These campaigns are not totally without merit. For instance, Equinox is donating up to $20,000 (around the equivalent of 80 one-year Equinox memberships) to the direct action initiative House Lives Matter. What they are is deeply confused. While Obama-era Pride was shallow and conceptually limited, it vaguely coalesced around a concrete cause: the legalization of same-sex marriage. That focus has not, as the incrementalists among us predicted, been re-routed towards different, more urgent goals — even in an era when the rights of poor, trans, and immigrant queer communities are under attack. Instead, late-stage Pride advertising offers a pseudo-utopian spectacle of visibility for visibility’s sake, sprinkled with just enough hollow nods to the online language of “social justice” to skirt by unscathed by criticism. One might object that it’s not the job of corporations to engage in meaningful activism in the first place. Fair. But the least they can do is get out of the way.

Against my better judgment, I find myself nostalgic for the more simple evils of advertising-as-usual. In announcing the Gap’s “Love All Ways” campaign, the company’s Chief Marketing Officer remarked that “celebrating love has been an inherent part of Gap’s DNA from the beginning.” How refreshingly quaint! Revealing its rainbow shopping bags (“a colorful take on the brand’s iconic blue bag”), Ikea clarified that they are meant to symbolize “the value of togetherness.” Absolutely go off!

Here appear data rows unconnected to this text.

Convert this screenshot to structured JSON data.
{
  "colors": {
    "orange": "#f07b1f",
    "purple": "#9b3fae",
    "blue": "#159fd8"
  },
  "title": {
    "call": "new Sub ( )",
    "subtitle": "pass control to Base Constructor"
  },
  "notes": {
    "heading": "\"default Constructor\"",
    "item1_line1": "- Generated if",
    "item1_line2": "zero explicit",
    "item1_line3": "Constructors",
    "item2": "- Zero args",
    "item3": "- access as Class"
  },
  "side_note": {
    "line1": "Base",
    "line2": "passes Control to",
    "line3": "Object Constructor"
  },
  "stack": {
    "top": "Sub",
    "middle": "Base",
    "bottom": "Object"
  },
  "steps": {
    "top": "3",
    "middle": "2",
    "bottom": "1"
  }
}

A few days ago, the NSA’s official Twitter account posted a photo of the agency’s headquarters lit in rainbow colors with the caption “At NSA, talented individuals of all backgrounds, contribute to something bigger than themselves: national security.” As an act of pinkwashing, this is undoubtedly more egregious than any of the other examples mentioned above. However, I was relieved at the simplicity of the message. I understood all the words, and I could articulate why the sentence they formed was stupid. I did not have to sit through a video of NSA employees telling me how their jobs empowered them to live more authentically or read a poem about how mass surveillance falls under the BDSM umbrella and is therefore inherently queer. It was just a rainbow. Calmly, I thought to myself: The NSA said, “Gay Rights.”

George Civeris is a stand-up comedian and writer, as well as a researcher at the Tow Center for Digital Journalism. You can follow him on Twitter.